Melbourne-based Invion Limited, a clinical-stage drug development company focused on the development of treatments for major market opportunities in inflammatory diseases including asthma, chronic bronchitis and lupus, has just announced favorable interim results from its ongoing Phase II clinical study of INV102 (nadolol) and its efficacy in assisting patients with chronic cough, or chronic obstructive pulmonary disease (COPD) to quit smoking.
The reported interim data from this double-blind placebo-controlled randomised clinical trial comes from an analysis of sputum samples obtained from patients who have reached 1) the maximum tolerated dose of INV102, likely upon their 6th visit to a research site, and 2) four weeks of the drug’s maximum tolerated dose, likely upon their 7th visit.
The researchers noted significant changes in 4 biomarkers of inflammation in participants treated with the drug, compared to those given a placebo. The noted biomarker responses among those treated are as follows:
- IL-8, a powerful chemoattractant for inflammatory cells, was stable between visits 6 and 7, with a median decrease in IL-8 levels compared to placebo which showed a median increase in IL-8 levels;
- ERK2, a biomarker for the beta arrestin pathway, showed a greater median decrease than placebo-treated patients resulting in a lower median value at visit 7 (487 v 1,910 pg/mL);
- MUC 1, a glycoprotein that lines the surface of epithelial cells in the lung, showed a modest median decrease in patients receiving nadolol and placebo; and
- Neutrophils, the white blood cells that are the hallmark of inflammation of chronic bronchitis decreased 7% (mean) versus a mean increase of 1.4% in placebo patients.

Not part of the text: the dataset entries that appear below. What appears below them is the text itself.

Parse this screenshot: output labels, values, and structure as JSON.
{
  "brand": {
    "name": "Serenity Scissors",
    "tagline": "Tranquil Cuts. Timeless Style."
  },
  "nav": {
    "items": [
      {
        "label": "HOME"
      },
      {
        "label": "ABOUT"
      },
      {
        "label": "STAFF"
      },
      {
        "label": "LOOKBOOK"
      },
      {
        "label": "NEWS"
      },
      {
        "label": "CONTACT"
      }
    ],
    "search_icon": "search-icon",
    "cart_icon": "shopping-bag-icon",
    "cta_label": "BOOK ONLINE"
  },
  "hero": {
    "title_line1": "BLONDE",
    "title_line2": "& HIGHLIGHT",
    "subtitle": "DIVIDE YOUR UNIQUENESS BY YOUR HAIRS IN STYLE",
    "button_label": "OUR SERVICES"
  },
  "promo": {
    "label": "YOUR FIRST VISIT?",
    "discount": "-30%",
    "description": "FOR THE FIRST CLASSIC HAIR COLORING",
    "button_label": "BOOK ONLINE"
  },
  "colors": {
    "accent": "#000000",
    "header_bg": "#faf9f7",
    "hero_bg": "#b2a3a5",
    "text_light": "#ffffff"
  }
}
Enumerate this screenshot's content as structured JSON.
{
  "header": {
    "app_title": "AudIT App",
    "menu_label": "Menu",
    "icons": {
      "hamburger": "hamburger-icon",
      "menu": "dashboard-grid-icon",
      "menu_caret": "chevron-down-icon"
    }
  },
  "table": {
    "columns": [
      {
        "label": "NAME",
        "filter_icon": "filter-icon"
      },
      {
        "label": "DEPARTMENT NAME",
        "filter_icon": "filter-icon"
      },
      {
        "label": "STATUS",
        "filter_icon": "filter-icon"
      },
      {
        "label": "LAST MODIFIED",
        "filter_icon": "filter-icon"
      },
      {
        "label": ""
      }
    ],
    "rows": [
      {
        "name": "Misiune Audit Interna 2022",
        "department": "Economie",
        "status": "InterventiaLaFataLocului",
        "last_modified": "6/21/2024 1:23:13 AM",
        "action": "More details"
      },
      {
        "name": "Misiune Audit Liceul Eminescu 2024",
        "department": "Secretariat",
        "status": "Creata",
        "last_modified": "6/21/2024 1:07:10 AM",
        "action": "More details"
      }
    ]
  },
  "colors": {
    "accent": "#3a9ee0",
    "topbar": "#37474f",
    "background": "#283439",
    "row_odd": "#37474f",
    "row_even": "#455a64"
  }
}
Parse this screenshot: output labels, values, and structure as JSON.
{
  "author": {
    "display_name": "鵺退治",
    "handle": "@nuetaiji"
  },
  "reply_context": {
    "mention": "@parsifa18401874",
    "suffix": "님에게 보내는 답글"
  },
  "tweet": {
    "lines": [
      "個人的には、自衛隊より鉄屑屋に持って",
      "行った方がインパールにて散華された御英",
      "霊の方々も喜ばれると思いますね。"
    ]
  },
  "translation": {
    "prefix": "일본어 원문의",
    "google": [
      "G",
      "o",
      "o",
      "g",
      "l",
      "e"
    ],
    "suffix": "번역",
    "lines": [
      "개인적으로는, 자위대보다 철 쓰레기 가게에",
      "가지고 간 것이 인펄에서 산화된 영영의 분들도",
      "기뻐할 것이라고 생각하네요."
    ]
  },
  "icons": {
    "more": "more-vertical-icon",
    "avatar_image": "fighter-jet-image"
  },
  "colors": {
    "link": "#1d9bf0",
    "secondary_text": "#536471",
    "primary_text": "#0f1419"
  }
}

“These results are exciting to Invion and this field of research for three primary reasons,” said Dr. Mitchell Glass, the Executive VP of R&D and Chief Medical Officer. “First, we have clear and clinically meaningful separation between subjects treated with nadolol versus placebo in four areas of biomarker investigation. Second, the pattern of individual neutrophil changes from visit 6 to visit 7 indicates a response to nadolol treatment. Third, ERK1/2 is a hallmark of the beta arrestin pathway, the blockade of which is central to our hypothesis concerning the unique mechanism of action of nadolol. Analysis is ongoing of MUC5AC, the abnormal mucin which is specific to COPD, which will further inform us about airway healing.”

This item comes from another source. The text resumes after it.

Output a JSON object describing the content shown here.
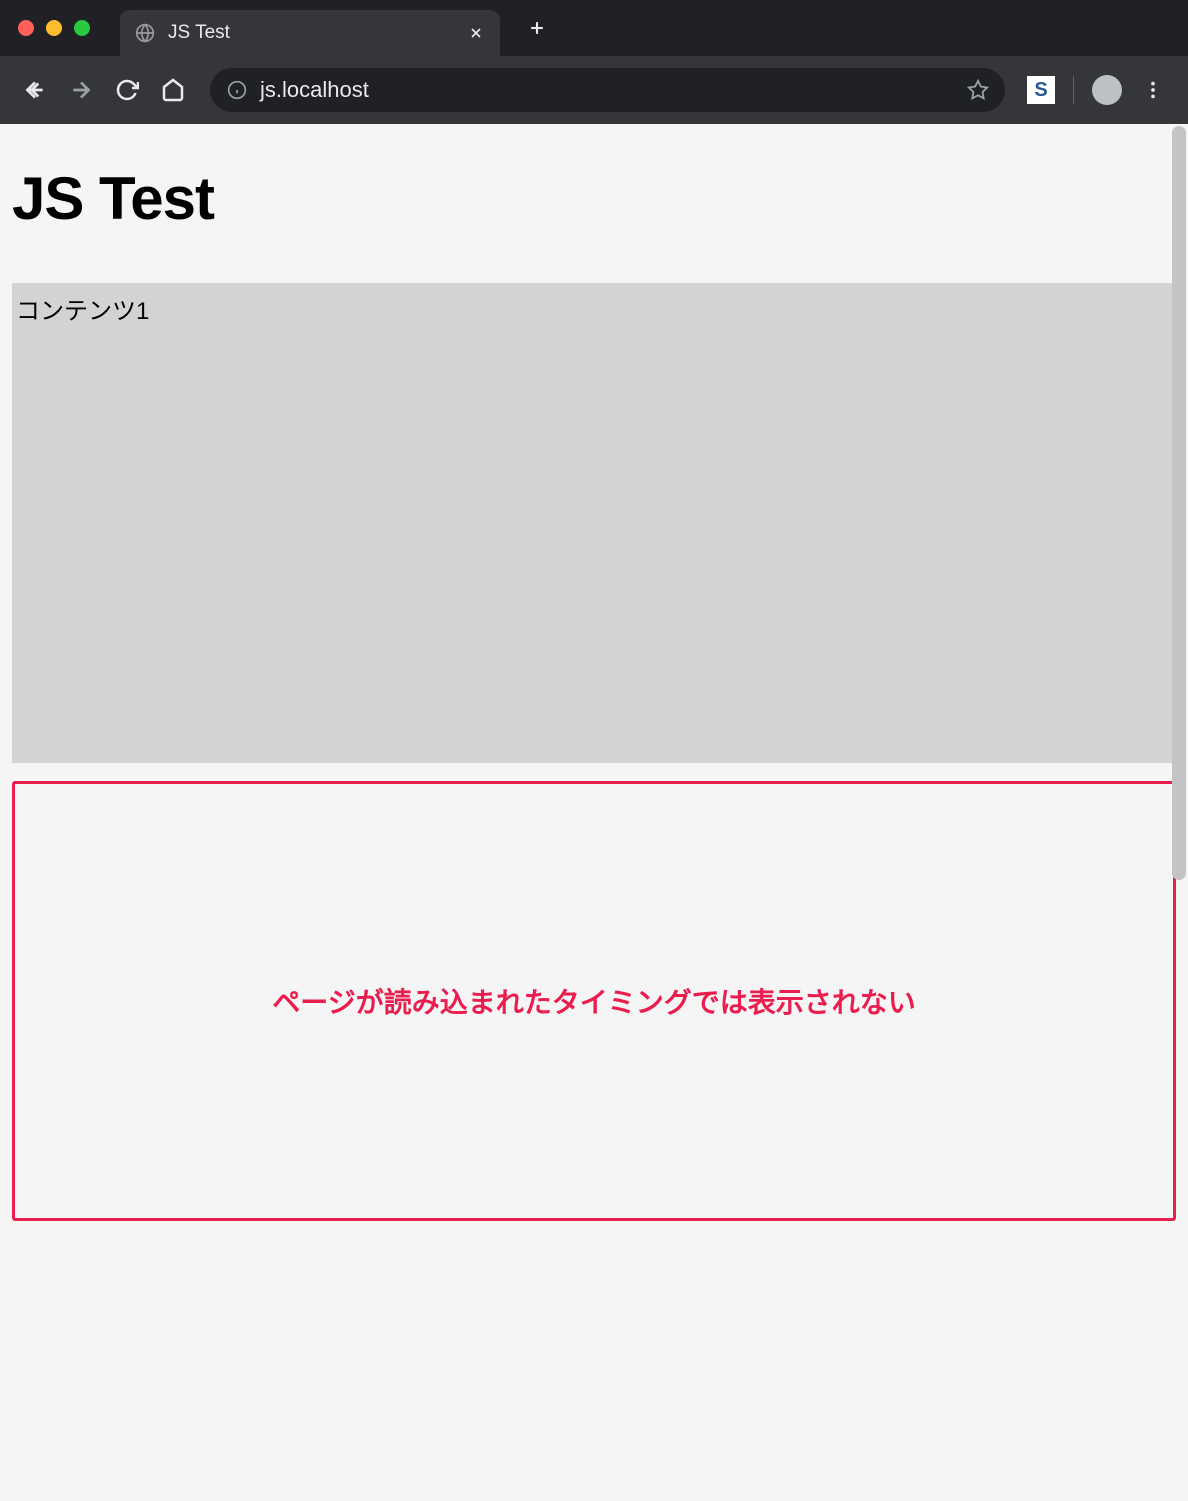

“We recognize that we must interpret these results with caution, given their interim nature, the sample size, and the variability that naturally occurs in sputum analysis. However the results support our hypothesis regarding the clinical, regulatory and commercial potential of INV102 (nadolol), and also provide a strong foundation to our inhaled INV102 program, which is approaching a major development milestone.”

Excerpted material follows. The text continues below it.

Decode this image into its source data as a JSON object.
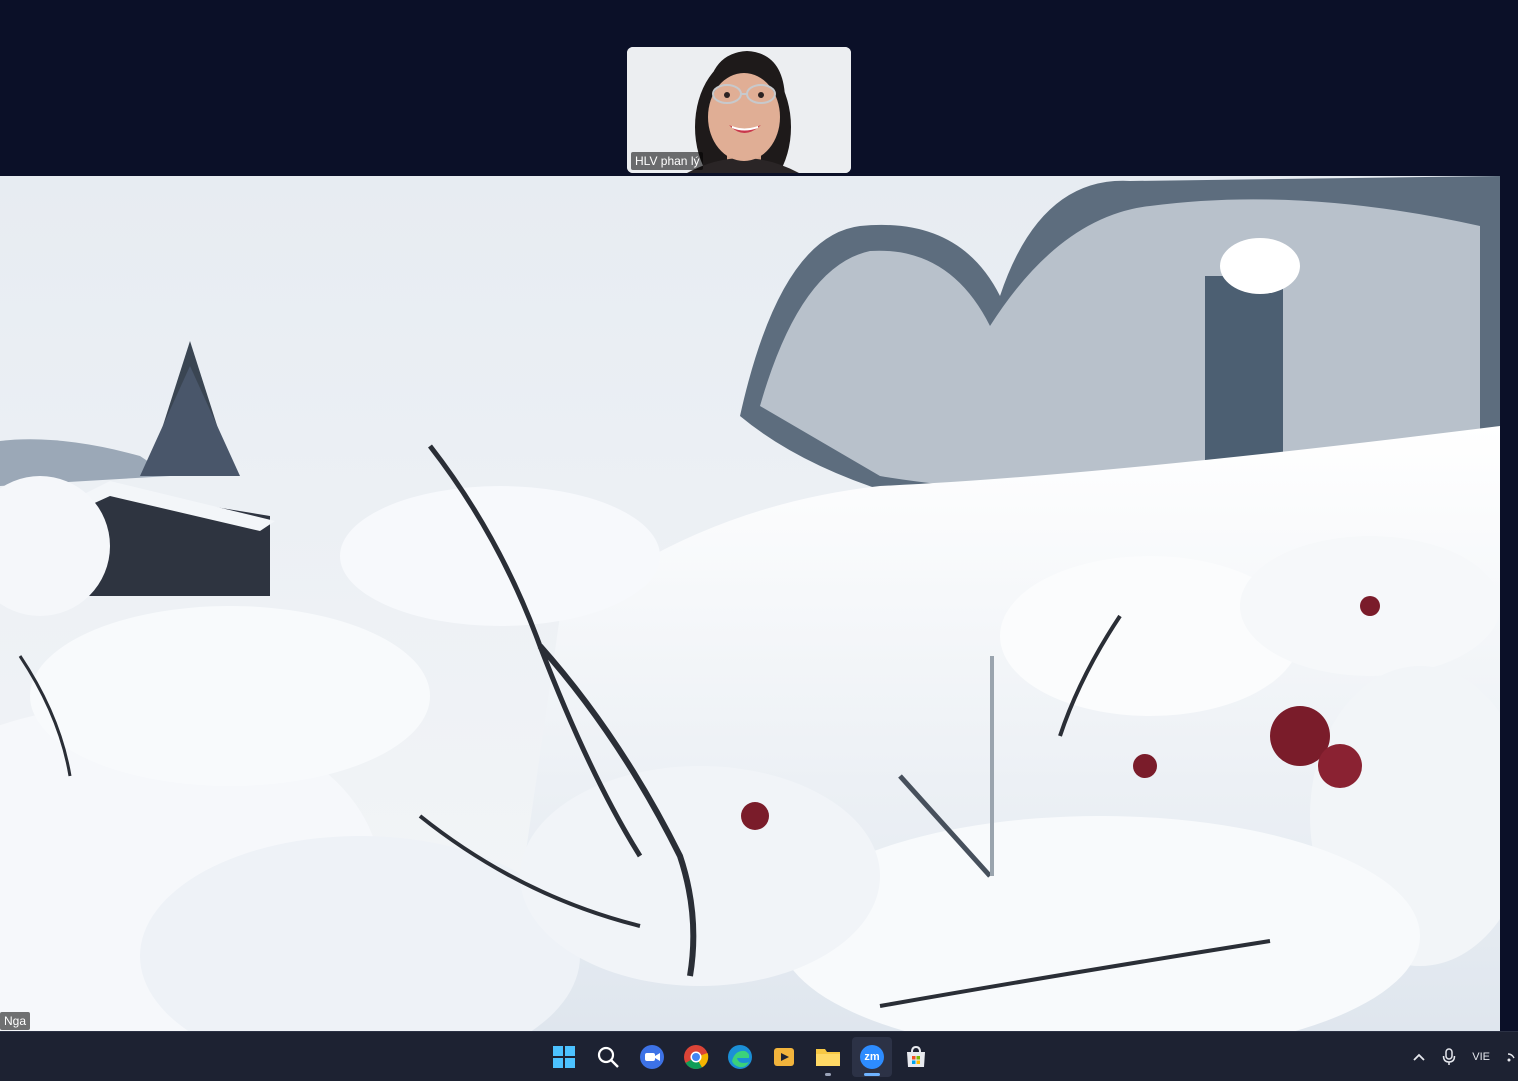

These interim results were obtained from early laboratory analyses at Washington University, St. Louis, MO, USA under the supervision of Dr. Mario Castro, the smoking cessation trial’s lead researcher.